/How the Nemesis system got an indie makeover in Star Renegades

How the Nemesis system got an indie makeover in Star Renegades

Star Renegades is a new turn-based role-playing game from Massive Damage, a mid-sized all-remote studio that made some waves on Steam with Halcyon 6: Starbase Commander. It’s got a neat synthwave vibe, intensely detailed pixel art, and to our surprise, a riff on the Nemesis system first seen in Monolith’s Middle-earth series.

In case you missed those adventures of hack-and-slashing the Uruk-Hai, here’s a quick primer on the Nemesis system: Instead of a linear class of elite boss fights, the folks at Monolith filled their open worlds with procedurally generated orc hierarchies.

Their existence was defined by randomly pulled characteristics that would be updated as the player either killed them, controlled them, or lost battles to them.

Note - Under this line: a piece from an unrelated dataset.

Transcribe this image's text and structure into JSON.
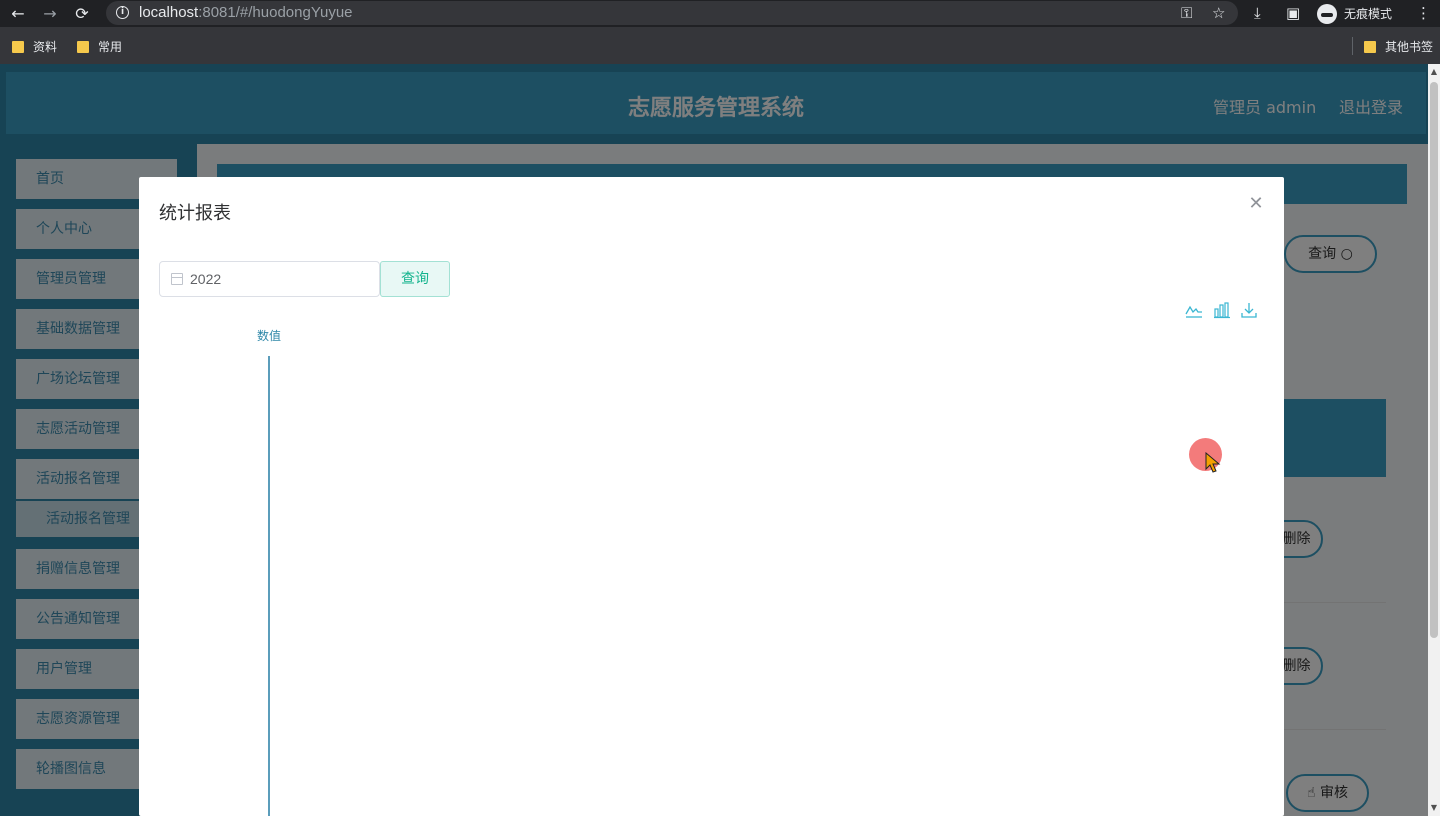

It’s a system that rewards exploration, research, and manipulation as opposed to brute force.

In Star Renegades, the system is tuned for a different purpose: refreshing the JRPG experience to take what was traditionally a 40-hour adventure and make it palatable for a modern audience. Here’s a quick breakdown on the decision making behind this system from a chat with creative director Peter McLaren and studio head Ken Saito on the GDC Twitch channel.

Star Renegades’ procedural bosses come on the back of a game that is trying to take the fun of classic turn-based combat and make it engaging for shorter play sessions. McLaren explained that one design goal was to drill into why classic RPGs like Final Fantasy or Golden Sun were fun, but to meet the schedules of players who have aged, and have less free time than when they were kids.

This decision is in contrast to how Final Fantasy itself has evolved, a decision McLaren says was deliberate. “Being indie, you have to do things that triple-A is not doing, you need to actively stay away from that fire because if the trend is going that way, and you release something triple-A companies are doing just as well, you’re not going to be able to compete with it.”

So with that in mind, why does a mechanic from Monolith’s triple-A megafranchise work in this indie RPG? Well it’s worth pointing out that six years after the debut of the Nemesis system, few other games have attempted to mimic it. McLaren explained he only understood Middle-earth’s Nemesis system once he began developing one of his own.

“It’s undergirded by the core aspects of [Middle-earth: Shadow of Mordor],” he explained. “Free exploration is a big part of what makes that system work….along with the fact that all the orcs fundamentally come from the same primordial goo, which is just a character with two arms, two legs, and a weapon, who’s trying to kill you.”

“The fact that they’re coming from a common space makes that system possible, so there’s a lot of ingredients that you need to make your own version that works.”

Since Star Renegades doesn’t have expansive open-world combat, its enemies on the alien hierarchy use a mix of strengths and weaknesses that intersect with how players can build the characters in their party. One might be resistant to a certain attack type, another might have a personality trait that reacts to certain status effects.

And since the game has a roguelike structure where players can select and evolve different abilities every run, Massive Damage was able to tune enemies to either challenge or reward players who built their parties along different paths.

It opens the door for players to create their own relationships with particular bosses–if one escapes them and adapts to their abilities later on in the run, it can feel like the game is responding to how the player has specifically built their party, and challenge them to double down or shift gears.

That “partybuilding” component, in Saito’s words, put Star Renegades in a bit of an odd position with playtesters. The game isn’t a full roguelike, nor is it a deep RPG, but using the latter’s combat system for the former’s short, repeatable play segments, giving it a unique identity that fosters some special systems.

“We’re kind of in this in-between space,” he said. “We’ve heard some people would rather see a more tighter, roguelike experience, and some people that would like to see a more expanded JRPG experience. Being in the middle was a little tricky for us.”

It’s an interesting direction for developers interested in picking up the banner of the JRPG franchise, but it’s worth knowing that for Massive Damage, the inspirations from other games far removed from the genre have been a natural fit.